It is possible that the Mets’ David Wright’s career is already over. However, Wright has refused to see things this way, and that’s okay. He has earned the right to determine when his career ends.
Wright, a seven-time All-Star, has appeared in only 75 games over the past three seasons for the Mets. In that time he has endured long periods of inactivity and multiple surgeries.
It was revealed earlier this week that Wright had been shutdown from baseball activities for another 8 weeks. For Wright, it was just the latest complication in his attempt to make it back to the majors for the first time since May 2016.
Through it all, the Mets captain has continually pledged his dedication to getting back on the field.
Instead of being revered for his undying love of baseball, there has been a growing vilification of him by some fans who have been clamoring for him to give up and retire.
This is the wrong outlook in my opinion.
Some fans have blamed the Mets’ unwillingness to sign big-ticket free agents on Wright’s uncertainty. However, when Jeff Wilpon spoke with the media back in January, he made it clear that Wright’s contract was already being considered as part of the payroll.
“So there’s other things. It’s not dollar-for-dollar of the $20 million, 75 percent we’re getting back. It’s not that clear-cut. But we try to go into the season looking at it like it’s all part of the budget,” Wilpon stated in January
This means that financially, it doesn’t matter whether Wright comes back or not, because his contract counts against payroll in the COO’s eyes anyway. Wright’s uncertainty is unfortunate, but it is not the only factor in the Mets’ frugal ways.
Does it help to have $20 million per year set aside for an inactive player on a cash-strapped team? Absolutely not, but it’s the unfortunate reality of the situation. If it doesn’t matter one way or the other, why shouldn’t Wright try everything to get back on the field?
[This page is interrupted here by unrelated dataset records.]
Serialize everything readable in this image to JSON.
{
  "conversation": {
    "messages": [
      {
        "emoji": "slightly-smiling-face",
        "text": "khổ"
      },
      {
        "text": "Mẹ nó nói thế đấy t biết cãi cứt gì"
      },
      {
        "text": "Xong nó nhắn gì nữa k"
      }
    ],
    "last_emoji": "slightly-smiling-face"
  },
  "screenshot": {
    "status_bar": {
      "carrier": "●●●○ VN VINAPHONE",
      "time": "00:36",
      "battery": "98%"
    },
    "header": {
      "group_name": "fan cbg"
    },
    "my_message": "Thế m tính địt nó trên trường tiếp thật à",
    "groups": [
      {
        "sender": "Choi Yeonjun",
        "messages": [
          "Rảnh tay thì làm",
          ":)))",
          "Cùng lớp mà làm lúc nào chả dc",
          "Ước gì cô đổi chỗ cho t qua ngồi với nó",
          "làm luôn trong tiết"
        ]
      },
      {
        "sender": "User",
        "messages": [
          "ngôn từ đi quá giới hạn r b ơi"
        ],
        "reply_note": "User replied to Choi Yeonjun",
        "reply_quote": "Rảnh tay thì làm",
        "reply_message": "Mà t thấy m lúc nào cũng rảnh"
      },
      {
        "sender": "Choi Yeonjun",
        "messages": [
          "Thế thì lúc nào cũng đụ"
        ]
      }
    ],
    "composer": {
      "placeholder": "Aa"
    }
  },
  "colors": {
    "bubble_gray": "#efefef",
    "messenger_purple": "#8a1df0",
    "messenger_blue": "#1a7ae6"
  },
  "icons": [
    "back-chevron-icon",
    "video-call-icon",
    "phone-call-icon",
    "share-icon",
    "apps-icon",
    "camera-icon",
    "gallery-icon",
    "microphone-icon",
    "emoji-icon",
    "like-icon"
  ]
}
After the 2012 season, the Mets resigned Wright to an eight-year, $138 million contract extension. This amount was considered by many at the time to represent a steep hometown discount and was guaranteed. It isn’t fair for anyone to suggest that he should give it up without a fight. He earned that contract after all.
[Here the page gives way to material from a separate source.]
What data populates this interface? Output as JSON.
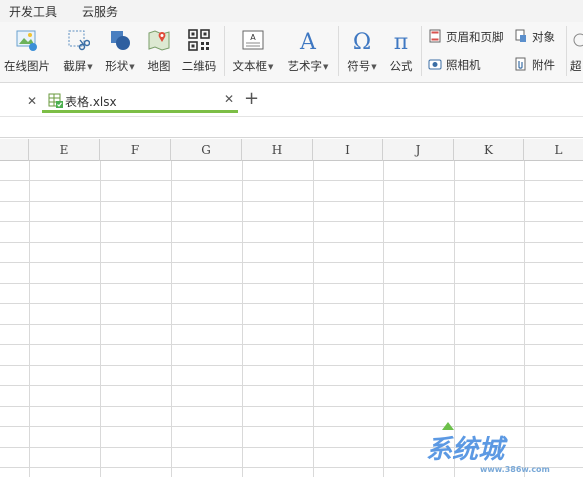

And suppose Wright did come to the realization that he needed to retire? Then what? He would likely settle for a substantial payout. It will likely cost significantly more than parting ways with Michael Cuddyer did after 2015. Cuddyer had only 1 year and $12.5 million left on his contract at the time of his retirement. Wright still has three years and $47 million remaining on his contract.
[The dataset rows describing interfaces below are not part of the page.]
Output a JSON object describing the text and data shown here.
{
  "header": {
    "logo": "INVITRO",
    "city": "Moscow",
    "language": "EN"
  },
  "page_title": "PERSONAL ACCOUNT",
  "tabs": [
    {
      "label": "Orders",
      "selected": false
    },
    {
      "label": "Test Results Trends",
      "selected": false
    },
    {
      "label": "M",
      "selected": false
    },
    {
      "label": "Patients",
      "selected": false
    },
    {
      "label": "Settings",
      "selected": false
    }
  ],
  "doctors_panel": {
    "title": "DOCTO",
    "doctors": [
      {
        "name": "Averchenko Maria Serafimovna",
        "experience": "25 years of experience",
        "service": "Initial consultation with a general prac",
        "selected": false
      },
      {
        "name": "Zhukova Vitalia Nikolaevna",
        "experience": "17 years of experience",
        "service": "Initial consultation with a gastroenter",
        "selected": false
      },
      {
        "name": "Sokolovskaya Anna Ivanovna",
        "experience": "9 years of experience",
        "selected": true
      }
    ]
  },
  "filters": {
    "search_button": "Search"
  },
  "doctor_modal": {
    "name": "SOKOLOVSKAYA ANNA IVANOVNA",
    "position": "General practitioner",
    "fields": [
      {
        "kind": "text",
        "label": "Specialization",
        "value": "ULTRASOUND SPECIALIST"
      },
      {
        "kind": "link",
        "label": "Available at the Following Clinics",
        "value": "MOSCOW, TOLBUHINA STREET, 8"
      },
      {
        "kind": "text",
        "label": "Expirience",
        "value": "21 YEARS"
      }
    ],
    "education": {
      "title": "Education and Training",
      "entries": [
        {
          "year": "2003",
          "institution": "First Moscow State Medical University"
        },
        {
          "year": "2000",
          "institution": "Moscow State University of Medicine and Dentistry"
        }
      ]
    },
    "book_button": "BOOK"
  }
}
Wright spoke with the media on Wednesday about his latest “setback.” In that interview, he sounded like a man emotionally battered by his body’s inability match his heart’s desire.
“But we’re at a point where certainly with the history of the last couple of years and the three surgeries that I’ve had. I want to get it right. I want to take my time,” Wright said.
He added, “I hate to simplify it but if my body cooperates then I can’t wait to get back out there and if it doesn’t, then we’ll try to figure something else out.”
Wright also spoke about his conversations with his doctor, Dr. Robert Watkins, who performed back surgery on Wright last October. He relayed Dr. Watkins feeling that he is simply taking more time than originally thought, and that this is not a setback.
If Wright’s doctors aren’t telling him to give up, why should anyone else without the expertise do so? It isn’t Wright’s fault that his body started shutting down in his early 30’s. The man genuinely just wants to do what he has his entire life: play baseball.
It seems like the Mets are ready to move on, having signed Todd Frazier to a two-year deal this past offseason to play third base. It’s seems like only a matter of time before Wright feels the same way. Until that happens, we fans should simply continue to root for him and let this play out naturally.
Wright doesn’t want to hurt the New York Mets and he has access to some of the best doctors in the world. If he can come back, then he will. And if not, he will know to walk away knowing that he tried everything within his power to continue on.
It shouldn’t play out any other way. He deserves it to be on his terms.